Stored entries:
Segment Open

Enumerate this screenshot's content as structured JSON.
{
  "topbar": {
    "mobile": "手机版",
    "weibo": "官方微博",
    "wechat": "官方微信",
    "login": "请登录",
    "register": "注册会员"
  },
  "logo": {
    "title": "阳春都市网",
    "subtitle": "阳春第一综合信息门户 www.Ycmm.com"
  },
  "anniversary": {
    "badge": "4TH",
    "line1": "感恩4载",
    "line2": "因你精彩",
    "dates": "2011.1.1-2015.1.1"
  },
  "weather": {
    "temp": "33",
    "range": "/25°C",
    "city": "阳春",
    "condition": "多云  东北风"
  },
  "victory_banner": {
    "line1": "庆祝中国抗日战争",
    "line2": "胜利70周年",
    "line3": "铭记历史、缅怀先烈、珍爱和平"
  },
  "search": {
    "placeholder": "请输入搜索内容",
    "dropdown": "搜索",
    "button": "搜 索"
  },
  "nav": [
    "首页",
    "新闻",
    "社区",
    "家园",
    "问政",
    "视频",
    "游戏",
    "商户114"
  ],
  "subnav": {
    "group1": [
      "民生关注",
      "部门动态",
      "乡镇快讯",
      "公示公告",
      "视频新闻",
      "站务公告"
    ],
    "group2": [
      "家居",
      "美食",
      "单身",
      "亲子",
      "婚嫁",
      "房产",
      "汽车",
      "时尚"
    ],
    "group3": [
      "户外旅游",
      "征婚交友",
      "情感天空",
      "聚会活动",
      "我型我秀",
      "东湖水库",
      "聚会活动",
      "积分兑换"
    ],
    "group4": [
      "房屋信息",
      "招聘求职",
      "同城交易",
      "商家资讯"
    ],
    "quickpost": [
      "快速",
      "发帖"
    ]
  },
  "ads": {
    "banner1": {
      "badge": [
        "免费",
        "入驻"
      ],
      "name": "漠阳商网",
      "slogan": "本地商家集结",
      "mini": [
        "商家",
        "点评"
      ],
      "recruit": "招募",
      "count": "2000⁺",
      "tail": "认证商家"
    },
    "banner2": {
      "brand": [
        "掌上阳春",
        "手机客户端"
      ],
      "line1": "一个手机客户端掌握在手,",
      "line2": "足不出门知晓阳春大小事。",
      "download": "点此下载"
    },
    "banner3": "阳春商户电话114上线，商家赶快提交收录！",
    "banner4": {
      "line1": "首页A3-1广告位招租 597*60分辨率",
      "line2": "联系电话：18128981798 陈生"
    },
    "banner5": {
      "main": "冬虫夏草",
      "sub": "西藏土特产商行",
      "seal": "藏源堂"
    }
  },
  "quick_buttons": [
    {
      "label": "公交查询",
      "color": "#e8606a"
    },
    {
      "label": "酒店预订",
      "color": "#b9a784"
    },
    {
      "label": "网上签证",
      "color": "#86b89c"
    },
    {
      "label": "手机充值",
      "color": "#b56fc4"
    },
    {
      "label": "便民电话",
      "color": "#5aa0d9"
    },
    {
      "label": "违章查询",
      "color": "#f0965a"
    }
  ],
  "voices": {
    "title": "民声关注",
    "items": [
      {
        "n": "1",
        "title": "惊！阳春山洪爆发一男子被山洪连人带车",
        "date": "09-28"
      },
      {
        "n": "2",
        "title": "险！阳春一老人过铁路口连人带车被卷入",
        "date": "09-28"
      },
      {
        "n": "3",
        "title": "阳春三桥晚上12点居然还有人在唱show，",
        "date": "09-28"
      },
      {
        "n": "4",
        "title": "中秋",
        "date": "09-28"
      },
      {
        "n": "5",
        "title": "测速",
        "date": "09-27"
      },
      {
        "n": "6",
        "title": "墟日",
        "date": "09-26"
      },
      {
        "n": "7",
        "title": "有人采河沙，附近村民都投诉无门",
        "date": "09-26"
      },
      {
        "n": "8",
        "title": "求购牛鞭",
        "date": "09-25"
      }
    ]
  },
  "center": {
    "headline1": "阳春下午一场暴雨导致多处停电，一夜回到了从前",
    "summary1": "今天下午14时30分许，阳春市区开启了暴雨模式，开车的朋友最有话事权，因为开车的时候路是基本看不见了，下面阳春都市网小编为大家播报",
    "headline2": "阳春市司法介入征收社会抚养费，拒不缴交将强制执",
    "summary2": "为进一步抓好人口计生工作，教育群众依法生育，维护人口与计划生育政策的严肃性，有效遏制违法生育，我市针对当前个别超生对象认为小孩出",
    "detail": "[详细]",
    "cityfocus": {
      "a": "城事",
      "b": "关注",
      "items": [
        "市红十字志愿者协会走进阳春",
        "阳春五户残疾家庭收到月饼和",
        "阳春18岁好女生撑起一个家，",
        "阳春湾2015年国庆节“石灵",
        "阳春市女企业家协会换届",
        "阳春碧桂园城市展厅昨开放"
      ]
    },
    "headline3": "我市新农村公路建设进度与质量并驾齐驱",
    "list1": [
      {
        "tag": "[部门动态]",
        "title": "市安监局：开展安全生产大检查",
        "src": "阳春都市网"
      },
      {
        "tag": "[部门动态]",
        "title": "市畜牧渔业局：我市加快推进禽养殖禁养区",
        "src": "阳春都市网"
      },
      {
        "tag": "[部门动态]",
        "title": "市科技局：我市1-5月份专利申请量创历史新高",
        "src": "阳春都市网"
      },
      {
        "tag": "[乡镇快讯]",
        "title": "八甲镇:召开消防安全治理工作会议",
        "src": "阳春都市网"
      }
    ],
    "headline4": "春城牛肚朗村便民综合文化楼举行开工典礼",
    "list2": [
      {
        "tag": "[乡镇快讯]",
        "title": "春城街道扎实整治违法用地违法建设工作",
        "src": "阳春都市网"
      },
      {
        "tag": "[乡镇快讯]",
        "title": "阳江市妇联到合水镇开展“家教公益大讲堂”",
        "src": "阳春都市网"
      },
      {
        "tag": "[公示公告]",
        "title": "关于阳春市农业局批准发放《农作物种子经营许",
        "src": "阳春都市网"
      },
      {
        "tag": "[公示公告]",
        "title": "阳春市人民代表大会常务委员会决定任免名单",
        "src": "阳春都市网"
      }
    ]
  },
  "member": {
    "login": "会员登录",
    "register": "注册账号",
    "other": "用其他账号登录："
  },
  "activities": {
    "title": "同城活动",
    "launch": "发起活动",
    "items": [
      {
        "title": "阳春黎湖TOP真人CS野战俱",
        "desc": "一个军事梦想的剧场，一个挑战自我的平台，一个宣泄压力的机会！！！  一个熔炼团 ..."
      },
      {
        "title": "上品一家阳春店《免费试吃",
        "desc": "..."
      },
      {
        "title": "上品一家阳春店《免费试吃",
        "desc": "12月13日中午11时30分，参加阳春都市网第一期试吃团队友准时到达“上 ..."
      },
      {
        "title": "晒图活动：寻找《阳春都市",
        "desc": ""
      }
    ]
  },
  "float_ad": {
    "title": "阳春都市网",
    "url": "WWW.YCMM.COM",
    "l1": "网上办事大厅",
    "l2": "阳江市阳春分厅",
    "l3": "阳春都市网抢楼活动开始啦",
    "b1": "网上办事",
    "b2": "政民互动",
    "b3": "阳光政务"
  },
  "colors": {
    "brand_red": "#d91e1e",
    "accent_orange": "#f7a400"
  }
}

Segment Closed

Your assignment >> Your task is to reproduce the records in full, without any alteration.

Answer space >>
Enumerate this screenshot's content as structured JSON.
{
  "topbar": {
    "mobile": "手机版",
    "weibo": "官方微博",
    "wechat": "官方微信",
    "login": "请登录",
    "register": "注册会员"
  },
  "logo": {
    "title": "阳春都市网",
    "subtitle": "阳春第一综合信息门户 www.Ycmm.com"
  },
  "anniversary": {
    "badge": "4TH",
    "line1": "感恩4载",
    "line2": "因你精彩",
    "dates": "2011.1.1-2015.1.1"
  },
  "weather": {
    "temp": "33",
    "range": "/25°C",
    "city": "阳春",
    "condition": "多云  东北风"
  },
  "victory_banner": {
    "line1": "庆祝中国抗日战争",
    "line2": "胜利70周年",
    "line3": "铭记历史、缅怀先烈、珍爱和平"
  },
  "search": {
    "placeholder": "请输入搜索内容",
    "dropdown": "搜索",
    "button": "搜 索"
  },
  "nav": [
    "首页",
    "新闻",
    "社区",
    "家园",
    "问政",
    "视频",
    "游戏",
    "商户114"
  ],
  "subnav": {
    "group1": [
      "民生关注",
      "部门动态",
      "乡镇快讯",
      "公示公告",
      "视频新闻",
      "站务公告"
    ],
    "group2": [
      "家居",
      "美食",
      "单身",
      "亲子",
      "婚嫁",
      "房产",
      "汽车",
      "时尚"
    ],
    "group3": [
      "户外旅游",
      "征婚交友",
      "情感天空",
      "聚会活动",
      "我型我秀",
      "东湖水库",
      "聚会活动",
      "积分兑换"
    ],
    "group4": [
      "房屋信息",
      "招聘求职",
      "同城交易",
      "商家资讯"
    ],
    "quickpost": [
      "快速",
      "发帖"
    ]
  },
  "ads": {
    "banner1": {
      "badge": [
        "免费",
        "入驻"
      ],
      "name": "漠阳商网",
      "slogan": "本地商家集结",
      "mini": [
        "商家",
        "点评"
      ],
      "recruit": "招募",
      "count": "2000⁺",
      "tail": "认证商家"
    },
    "banner2": {
      "brand": [
        "掌上阳春",
        "手机客户端"
      ],
      "line1": "一个手机客户端掌握在手,",
      "line2": "足不出门知晓阳春大小事。",
      "download": "点此下载"
    },
    "banner3": "阳春商户电话114上线，商家赶快提交收录！",
    "banner4": {
      "line1": "首页A3-1广告位招租 597*60分辨率",
      "line2": "联系电话：18128981798 陈生"
    },
    "banner5": {
      "main": "冬虫夏草",
      "sub": "西藏土特产商行",
      "seal": "藏源堂"
    }
  },
  "quick_buttons": [
    {
      "label": "公交查询",
      "color": "#e8606a"
    },
    {
      "label": "酒店预订",
      "color": "#b9a784"
    },
    {
      "label": "网上签证",
      "color": "#86b89c"
    },
    {
      "label": "手机充值",
      "color": "#b56fc4"
    },
    {
      "label": "便民电话",
      "color": "#5aa0d9"
    },
    {
      "label": "违章查询",
      "color": "#f0965a"
    }
  ],
  "voices": {
    "title": "民声关注",
    "items": [
      {
        "n": "1",
        "title": "惊！阳春山洪爆发一男子被山洪连人带车",
        "date": "09-28"
      },
      {
        "n": "2",
        "title": "险！阳春一老人过铁路口连人带车被卷入",
        "date": "09-28"
      },
      {
        "n": "3",
        "title": "阳春三桥晚上12点居然还有人在唱show，",
        "date": "09-28"
      },
      {
        "n": "4",
        "title": "中秋",
        "date": "09-28"
      },
      {
        "n": "5",
        "title": "测速",
        "date": "09-27"
      },
      {
        "n": "6",
        "title": "墟日",
        "date": "09-26"
      },
      {
        "n": "7",
        "title": "有人采河沙，附近村民都投诉无门",
        "date": "09-26"
      },
      {
        "n": "8",
        "title": "求购牛鞭",
        "date": "09-25"
      }
    ]
  },
  "center": {
    "headline1": "阳春下午一场暴雨导致多处停电，一夜回到了从前",
    "summary1": "今天下午14时30分许，阳春市区开启了暴雨模式，开车的朋友最有话事权，因为开车的时候路是基本看不见了，下面阳春都市网小编为大家播报",
    "headline2": "阳春市司法介入征收社会抚养费，拒不缴交将强制执",
    "summary2": "为进一步抓好人口计生工作，教育群众依法生育，维护人口与计划生育政策的严肃性，有效遏制违法生育，我市针对当前个别超生对象认为小孩出",
    "detail": "[详细]",
    "cityfocus": {
      "a": "城事",
      "b": "关注",
      "items": [
        "市红十字志愿者协会走进阳春",
        "阳春五户残疾家庭收到月饼和",
        "阳春18岁好女生撑起一个家，",
        "阳春湾2015年国庆节“石灵",
        "阳春市女企业家协会换届",
        "阳春碧桂园城市展厅昨开放"
      ]
    },
    "headline3": "我市新农村公路建设进度与质量并驾齐驱",
    "list1": [
      {
        "tag": "[部门动态]",
        "title": "市安监局：开展安全生产大检查",
        "src": "阳春都市网"
      },
      {
        "tag": "[部门动态]",
        "title": "市畜牧渔业局：我市加快推进禽养殖禁养区",
        "src": "阳春都市网"
      },
      {
        "tag": "[部门动态]",
        "title": "市科技局：我市1-5月份专利申请量创历史新高",
        "src": "阳春都市网"
      },
      {
        "tag": "[乡镇快讯]",
        "title": "八甲镇:召开消防安全治理工作会议",
        "src": "阳春都市网"
      }
    ],
    "headline4": "春城牛肚朗村便民综合文化楼举行开工典礼",
    "list2": [
      {
        "tag": "[乡镇快讯]",
        "title": "春城街道扎实整治违法用地违法建设工作",
        "src": "阳春都市网"
      },
      {
        "tag": "[乡镇快讯]",
        "title": "阳江市妇联到合水镇开展“家教公益大讲堂”",
        "src": "阳春都市网"
      },
      {
        "tag": "[公示公告]",
        "title": "关于阳春市农业局批准发放《农作物种子经营许",
        "src": "阳春都市网"
      },
      {
        "tag": "[公示公告]",
        "title": "阳春市人民代表大会常务委员会决定任免名单",
        "src": "阳春都市网"
      }
    ]
  },
  "member": {
    "login": "会员登录",
    "register": "注册账号",
    "other": "用其他账号登录："
  },
  "activities": {
    "title": "同城活动",
    "launch": "发起活动",
    "items": [
      {
        "title": "阳春黎湖TOP真人CS野战俱",
        "desc": "一个军事梦想的剧场，一个挑战自我的平台，一个宣泄压力的机会！！！  一个熔炼团 ..."
      },
      {
        "title": "上品一家阳春店《免费试吃",
        "desc": "..."
      },
      {
        "title": "上品一家阳春店《免费试吃",
        "desc": "12月13日中午11时30分，参加阳春都市网第一期试吃团队友准时到达“上 ..."
      },
      {
        "title": "晒图活动：寻找《阳春都市",
        "desc": ""
      }
    ]
  },
  "float_ad": {
    "title": "阳春都市网",
    "url": "WWW.YCMM.COM",
    "l1": "网上办事大厅",
    "l2": "阳江市阳春分厅",
    "l3": "阳春都市网抢楼活动开始啦",
    "b1": "网上办事",
    "b2": "政民互动",
    "b3": "阳光政务"
  },
  "colors": {
    "brand_red": "#d91e1e",
    "accent_orange": "#f7a400"
  }
}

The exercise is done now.